*** Opening EXERCISE MATERIALS ***

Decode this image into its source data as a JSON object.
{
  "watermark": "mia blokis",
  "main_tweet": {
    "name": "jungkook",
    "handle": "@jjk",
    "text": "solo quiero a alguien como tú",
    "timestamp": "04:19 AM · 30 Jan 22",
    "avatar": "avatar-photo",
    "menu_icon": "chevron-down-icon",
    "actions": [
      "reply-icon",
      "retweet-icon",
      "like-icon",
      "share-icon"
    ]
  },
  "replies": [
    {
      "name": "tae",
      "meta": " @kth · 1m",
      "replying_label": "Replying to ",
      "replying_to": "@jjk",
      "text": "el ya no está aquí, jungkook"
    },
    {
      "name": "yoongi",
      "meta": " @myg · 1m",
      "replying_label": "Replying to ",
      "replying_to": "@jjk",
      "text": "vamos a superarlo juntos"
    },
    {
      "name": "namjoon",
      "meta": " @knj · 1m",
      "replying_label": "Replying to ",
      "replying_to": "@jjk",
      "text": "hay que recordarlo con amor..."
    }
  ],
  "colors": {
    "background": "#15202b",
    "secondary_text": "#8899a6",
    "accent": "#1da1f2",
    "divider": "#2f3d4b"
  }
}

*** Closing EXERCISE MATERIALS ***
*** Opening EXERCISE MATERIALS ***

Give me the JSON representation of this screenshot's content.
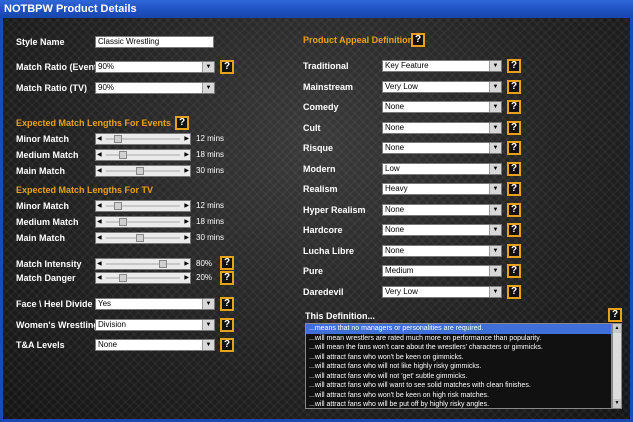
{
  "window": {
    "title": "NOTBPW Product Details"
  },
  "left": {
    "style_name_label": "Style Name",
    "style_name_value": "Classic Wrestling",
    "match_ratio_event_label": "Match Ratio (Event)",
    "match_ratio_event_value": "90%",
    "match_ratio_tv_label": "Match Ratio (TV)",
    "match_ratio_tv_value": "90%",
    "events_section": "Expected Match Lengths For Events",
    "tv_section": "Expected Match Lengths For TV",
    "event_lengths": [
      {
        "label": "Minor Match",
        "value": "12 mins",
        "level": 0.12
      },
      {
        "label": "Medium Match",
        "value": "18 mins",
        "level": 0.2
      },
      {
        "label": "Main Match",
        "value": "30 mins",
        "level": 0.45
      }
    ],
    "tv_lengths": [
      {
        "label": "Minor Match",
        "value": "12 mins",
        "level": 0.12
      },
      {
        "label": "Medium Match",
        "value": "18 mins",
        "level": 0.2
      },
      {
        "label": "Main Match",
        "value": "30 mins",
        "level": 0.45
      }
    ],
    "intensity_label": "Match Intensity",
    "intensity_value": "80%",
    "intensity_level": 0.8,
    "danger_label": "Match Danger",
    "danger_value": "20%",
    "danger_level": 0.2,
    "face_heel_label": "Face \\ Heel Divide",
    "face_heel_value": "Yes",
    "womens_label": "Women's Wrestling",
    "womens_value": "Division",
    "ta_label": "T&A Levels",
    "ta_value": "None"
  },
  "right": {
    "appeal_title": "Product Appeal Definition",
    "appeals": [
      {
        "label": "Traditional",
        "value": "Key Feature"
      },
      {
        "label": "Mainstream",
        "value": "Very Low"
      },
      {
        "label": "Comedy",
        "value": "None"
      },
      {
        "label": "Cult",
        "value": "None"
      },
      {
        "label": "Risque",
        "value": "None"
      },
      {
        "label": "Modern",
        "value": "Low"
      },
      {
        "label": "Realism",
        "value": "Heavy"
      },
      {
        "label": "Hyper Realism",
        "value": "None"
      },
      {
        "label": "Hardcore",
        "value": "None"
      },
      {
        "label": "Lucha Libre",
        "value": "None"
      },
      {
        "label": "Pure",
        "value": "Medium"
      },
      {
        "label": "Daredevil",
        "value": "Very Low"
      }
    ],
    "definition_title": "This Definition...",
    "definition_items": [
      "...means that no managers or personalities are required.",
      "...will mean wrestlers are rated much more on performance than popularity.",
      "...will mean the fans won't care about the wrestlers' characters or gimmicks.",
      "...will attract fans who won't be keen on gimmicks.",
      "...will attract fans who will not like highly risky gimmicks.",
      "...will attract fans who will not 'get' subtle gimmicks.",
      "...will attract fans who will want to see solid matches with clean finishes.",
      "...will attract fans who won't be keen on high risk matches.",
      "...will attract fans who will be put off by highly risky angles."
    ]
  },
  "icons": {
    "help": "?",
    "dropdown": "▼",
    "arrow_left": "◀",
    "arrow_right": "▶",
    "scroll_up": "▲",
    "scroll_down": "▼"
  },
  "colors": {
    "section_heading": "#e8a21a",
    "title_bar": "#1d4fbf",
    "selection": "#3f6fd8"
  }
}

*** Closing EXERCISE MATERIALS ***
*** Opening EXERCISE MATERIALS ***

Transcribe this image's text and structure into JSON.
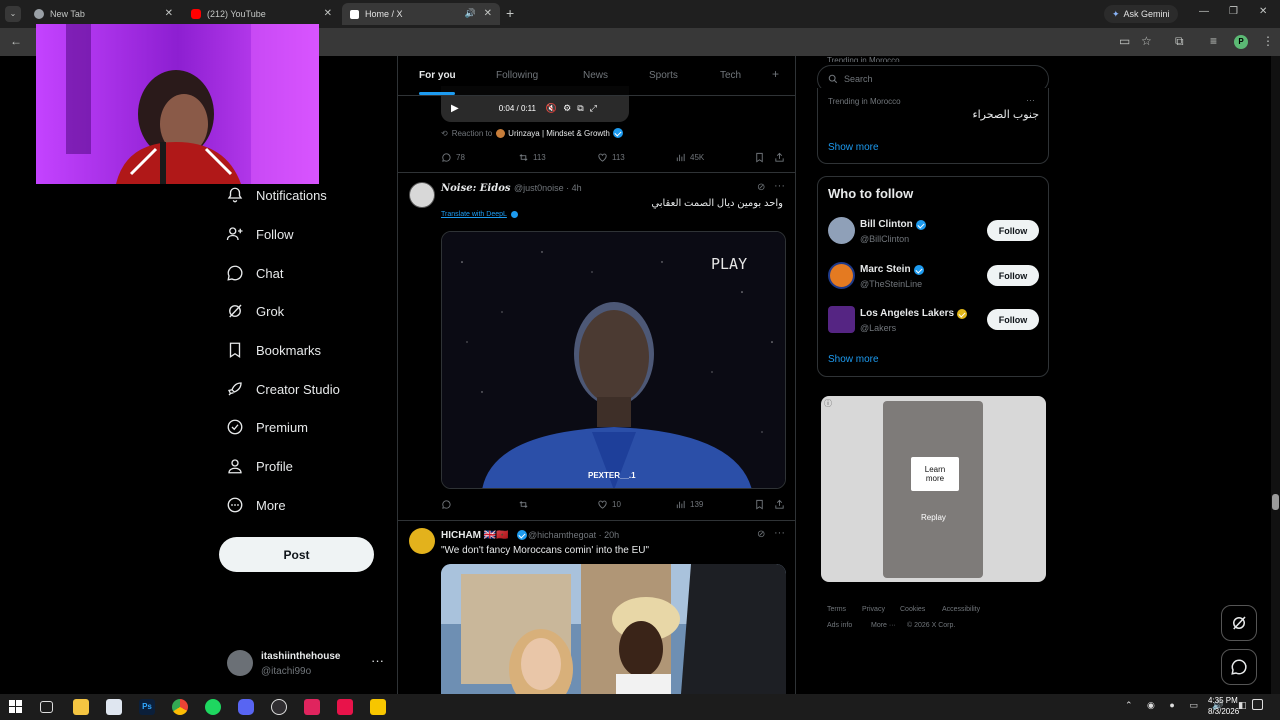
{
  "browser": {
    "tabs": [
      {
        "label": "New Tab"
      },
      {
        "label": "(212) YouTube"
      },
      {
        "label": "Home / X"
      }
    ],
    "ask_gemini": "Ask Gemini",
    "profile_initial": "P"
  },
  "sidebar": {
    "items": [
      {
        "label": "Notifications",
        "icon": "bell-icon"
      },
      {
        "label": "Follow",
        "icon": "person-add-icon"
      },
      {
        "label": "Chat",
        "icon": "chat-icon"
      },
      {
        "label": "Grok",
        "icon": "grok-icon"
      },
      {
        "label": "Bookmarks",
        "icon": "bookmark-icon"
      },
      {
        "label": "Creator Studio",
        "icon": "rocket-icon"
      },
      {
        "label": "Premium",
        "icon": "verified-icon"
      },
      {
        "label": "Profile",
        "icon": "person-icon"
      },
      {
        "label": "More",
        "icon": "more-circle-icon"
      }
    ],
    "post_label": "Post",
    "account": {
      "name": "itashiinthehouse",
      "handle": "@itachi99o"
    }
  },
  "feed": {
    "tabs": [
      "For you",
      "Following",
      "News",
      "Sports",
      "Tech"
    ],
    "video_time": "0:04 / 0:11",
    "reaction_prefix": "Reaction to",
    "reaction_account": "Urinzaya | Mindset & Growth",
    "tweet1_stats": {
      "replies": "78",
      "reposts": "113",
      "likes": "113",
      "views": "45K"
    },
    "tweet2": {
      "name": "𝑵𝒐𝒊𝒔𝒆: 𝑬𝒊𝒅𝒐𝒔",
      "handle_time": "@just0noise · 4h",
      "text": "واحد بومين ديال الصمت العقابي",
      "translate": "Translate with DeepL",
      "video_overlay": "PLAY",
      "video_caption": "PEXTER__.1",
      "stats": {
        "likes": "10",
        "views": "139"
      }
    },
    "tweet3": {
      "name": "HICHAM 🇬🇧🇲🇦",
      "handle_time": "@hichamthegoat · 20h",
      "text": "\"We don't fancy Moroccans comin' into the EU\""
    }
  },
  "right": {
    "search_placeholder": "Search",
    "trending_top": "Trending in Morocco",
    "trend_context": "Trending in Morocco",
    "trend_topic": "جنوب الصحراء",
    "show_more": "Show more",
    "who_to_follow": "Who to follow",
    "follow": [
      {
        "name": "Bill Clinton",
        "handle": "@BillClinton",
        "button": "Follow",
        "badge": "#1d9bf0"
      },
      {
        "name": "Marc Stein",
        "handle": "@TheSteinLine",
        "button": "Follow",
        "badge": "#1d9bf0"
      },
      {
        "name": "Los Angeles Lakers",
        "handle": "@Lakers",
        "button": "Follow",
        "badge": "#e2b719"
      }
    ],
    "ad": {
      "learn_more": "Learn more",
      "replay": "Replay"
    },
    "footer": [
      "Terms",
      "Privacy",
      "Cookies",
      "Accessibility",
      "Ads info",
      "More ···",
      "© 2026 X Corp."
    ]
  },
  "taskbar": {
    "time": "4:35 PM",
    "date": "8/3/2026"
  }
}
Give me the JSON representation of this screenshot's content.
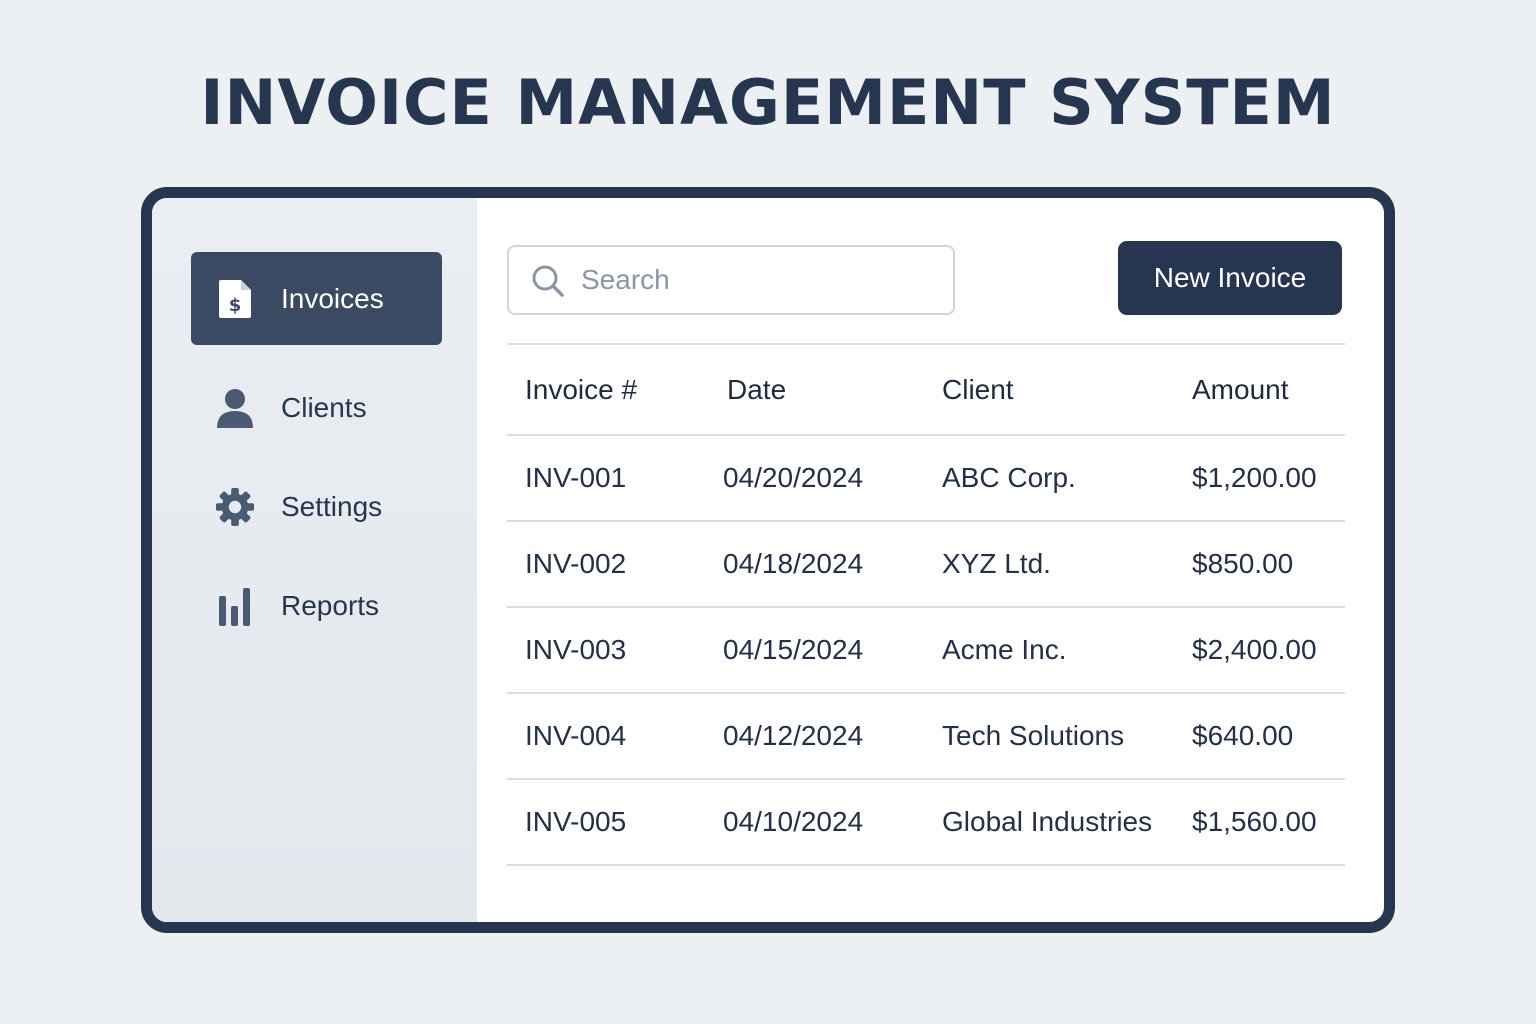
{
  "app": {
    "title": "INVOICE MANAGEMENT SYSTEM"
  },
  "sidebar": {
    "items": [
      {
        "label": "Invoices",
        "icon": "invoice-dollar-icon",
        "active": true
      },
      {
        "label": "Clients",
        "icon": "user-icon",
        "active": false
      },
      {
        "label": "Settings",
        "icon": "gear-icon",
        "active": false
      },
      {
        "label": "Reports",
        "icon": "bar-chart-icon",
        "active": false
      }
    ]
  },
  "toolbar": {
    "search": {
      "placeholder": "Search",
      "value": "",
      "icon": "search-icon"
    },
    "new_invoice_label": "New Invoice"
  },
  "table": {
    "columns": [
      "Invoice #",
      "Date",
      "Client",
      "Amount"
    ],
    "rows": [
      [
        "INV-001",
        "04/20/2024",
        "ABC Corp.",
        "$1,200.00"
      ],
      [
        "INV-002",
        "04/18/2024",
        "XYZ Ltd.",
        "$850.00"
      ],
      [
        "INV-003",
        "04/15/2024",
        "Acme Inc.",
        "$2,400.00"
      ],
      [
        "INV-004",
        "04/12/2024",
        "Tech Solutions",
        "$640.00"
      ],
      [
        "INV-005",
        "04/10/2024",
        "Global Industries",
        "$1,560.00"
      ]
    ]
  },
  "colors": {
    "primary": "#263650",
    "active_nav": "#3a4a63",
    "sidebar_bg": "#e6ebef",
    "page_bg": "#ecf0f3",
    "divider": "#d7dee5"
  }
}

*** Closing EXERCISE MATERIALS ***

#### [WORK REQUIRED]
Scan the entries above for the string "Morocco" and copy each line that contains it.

#### [EXPECTED ANSWER]
    "trending_top": "Trending in Morocco",
    "trend_context": "Trending in Morocco",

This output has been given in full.